Set down all of the records exactly, leaving none out.
[[ RECORDS SUPPLIED, beginning ]]
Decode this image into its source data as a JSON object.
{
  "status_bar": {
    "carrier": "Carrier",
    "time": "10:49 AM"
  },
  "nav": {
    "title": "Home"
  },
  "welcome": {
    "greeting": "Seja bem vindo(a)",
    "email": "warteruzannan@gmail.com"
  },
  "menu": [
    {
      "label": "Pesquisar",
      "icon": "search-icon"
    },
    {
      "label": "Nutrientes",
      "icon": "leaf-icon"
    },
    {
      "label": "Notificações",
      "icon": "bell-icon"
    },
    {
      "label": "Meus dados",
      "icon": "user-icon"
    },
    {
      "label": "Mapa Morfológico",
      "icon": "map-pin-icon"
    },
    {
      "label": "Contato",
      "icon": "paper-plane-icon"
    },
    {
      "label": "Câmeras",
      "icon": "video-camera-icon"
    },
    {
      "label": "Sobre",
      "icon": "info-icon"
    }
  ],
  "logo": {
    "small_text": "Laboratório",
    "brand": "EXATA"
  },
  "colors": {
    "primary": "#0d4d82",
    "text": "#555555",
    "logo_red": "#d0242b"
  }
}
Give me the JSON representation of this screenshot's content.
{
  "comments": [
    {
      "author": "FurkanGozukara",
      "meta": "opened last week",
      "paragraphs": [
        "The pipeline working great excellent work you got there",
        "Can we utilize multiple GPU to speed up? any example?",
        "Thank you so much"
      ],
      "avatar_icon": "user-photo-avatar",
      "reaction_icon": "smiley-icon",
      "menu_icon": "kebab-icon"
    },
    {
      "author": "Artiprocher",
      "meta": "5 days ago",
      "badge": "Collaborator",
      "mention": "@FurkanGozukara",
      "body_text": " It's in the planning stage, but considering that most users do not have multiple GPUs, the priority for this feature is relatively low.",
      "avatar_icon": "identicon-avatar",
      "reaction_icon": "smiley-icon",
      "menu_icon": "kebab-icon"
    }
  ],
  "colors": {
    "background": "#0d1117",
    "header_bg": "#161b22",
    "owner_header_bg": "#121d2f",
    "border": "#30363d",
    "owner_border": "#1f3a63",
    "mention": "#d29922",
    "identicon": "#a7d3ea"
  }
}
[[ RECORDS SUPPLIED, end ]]
-- RESULT OF THIS EXERCISE --
Decode this image into its source data as a JSON object.
{
  "status_bar": {
    "carrier": "Carrier",
    "time": "10:49 AM"
  },
  "nav": {
    "title": "Home"
  },
  "welcome": {
    "greeting": "Seja bem vindo(a)",
    "email": "warteruzannan@gmail.com"
  },
  "menu": [
    {
      "label": "Pesquisar",
      "icon": "search-icon"
    },
    {
      "label": "Nutrientes",
      "icon": "leaf-icon"
    },
    {
      "label": "Notificações",
      "icon": "bell-icon"
    },
    {
      "label": "Meus dados",
      "icon": "user-icon"
    },
    {
      "label": "Mapa Morfológico",
      "icon": "map-pin-icon"
    },
    {
      "label": "Contato",
      "icon": "paper-plane-icon"
    },
    {
      "label": "Câmeras",
      "icon": "video-camera-icon"
    },
    {
      "label": "Sobre",
      "icon": "info-icon"
    }
  ],
  "logo": {
    "small_text": "Laboratório",
    "brand": "EXATA"
  },
  "colors": {
    "primary": "#0d4d82",
    "text": "#555555",
    "logo_red": "#d0242b"
  }
}
Give me the JSON representation of this screenshot's content.
{
  "comments": [
    {
      "author": "FurkanGozukara",
      "meta": "opened last week",
      "paragraphs": [
        "The pipeline working great excellent work you got there",
        "Can we utilize multiple GPU to speed up? any example?",
        "Thank you so much"
      ],
      "avatar_icon": "user-photo-avatar",
      "reaction_icon": "smiley-icon",
      "menu_icon": "kebab-icon"
    },
    {
      "author": "Artiprocher",
      "meta": "5 days ago",
      "badge": "Collaborator",
      "mention": "@FurkanGozukara",
      "body_text": " It's in the planning stage, but considering that most users do not have multiple GPUs, the priority for this feature is relatively low.",
      "avatar_icon": "identicon-avatar",
      "reaction_icon": "smiley-icon",
      "menu_icon": "kebab-icon"
    }
  ],
  "colors": {
    "background": "#0d1117",
    "header_bg": "#161b22",
    "owner_header_bg": "#121d2f",
    "border": "#30363d",
    "owner_border": "#1f3a63",
    "mention": "#d29922",
    "identicon": "#a7d3ea"
  }
}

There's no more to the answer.